However, while the total number of US bankruptcies is extremely high, the total amount of debt which is subject to distress is quite low (as a percentage of total outstanding corporate debt). That backs up the idea that it is mainly smaller companies facing difficulties – even if there are lots of them. However, we are certainly not at crisis levels yet, and default rates are currently below past crisis times, and especially below the 2008 level. That is quite remarkable when you consider just how rapidly interest rates have increased over the past year, and the media doom and gloom around the economy – another sign of the US economy’s surprising resilience. We are keeping a close eye on the situation and, if there is any silver lining, it will be that US interest rates will surely stop rising, perhaps falling by the end of the year. But if that does not happen, and rates keep rising, the bankruptcy wave could indeed become a tidal wave.
- Underlying consumer confidence has continued to recover, with people growing less pessimistic over their personal finances and the economic outlook. GfK’s Consumer Confidence Index for May rose by three points to -27 – the fourth monthly increase in a row. Although still negative, this is a significant improvement compared to January’s figure of -45.
- The Office for National Statistics reported a 136,000 fall in the number of payrolled employees between March and April – the first decline since February 2021. As a result, the UK’s unemployment rate increased to 3.9% from 3.8% in April.
NORTH AMERICA COMMENTARY
- US consumer spending was reported lower than forecasted in April. US retail sales rose 0.4%, missing forecasts of a 0.8% rise, after a 0.7% drop in March. Online spending rose 1.2% month-on-month and was 0.9% higher at health and personal care stores.
- Inflation in Canada increased for the first time in nearly 12 months. The Canadian Consumer Prices Index rose 4.4% in the year to April, up from 4.3% in the year to March, lifted by higher rent prices and mortgage interest costs.
- Eurozone inflation for April was confirmed at 7% year-on-year, according to Eurostat. This was a 0.1% uptick from March. Given the surge in energy prices this time last year, unfavourable base effects in energy prices were the primary reason for the increase, while core inflation – which strips out food and energy costs – eased slightly.

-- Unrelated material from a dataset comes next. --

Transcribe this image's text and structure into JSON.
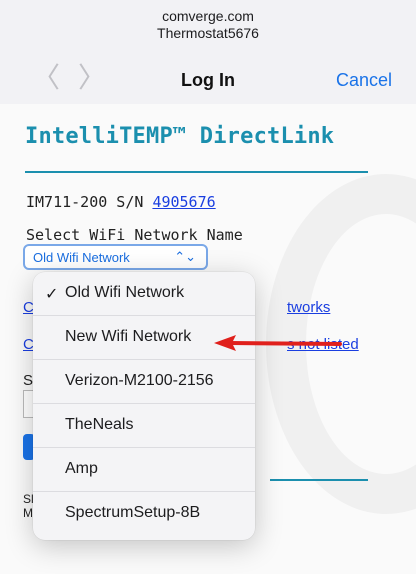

- Eurostat reported Eurozone industrial production declined 4.1% month-on-month in March, to its lowest level since November 2021. The fall exceeded the consensus for a 2.5% contraction. Although the decline was worsened by a very large fall in volatile Irish industrial production, contractions were reported across three of the four largest Eurozone economies in March, signalling broad-based weakness across the bloc.
- Japanese nominal goods exports rose 2.6% year-on-year in April, slowing from a 4.3% rise in March. Despite continued gains in the auto and shipping sectors, overall exports were weighed down by weak global economic momentum.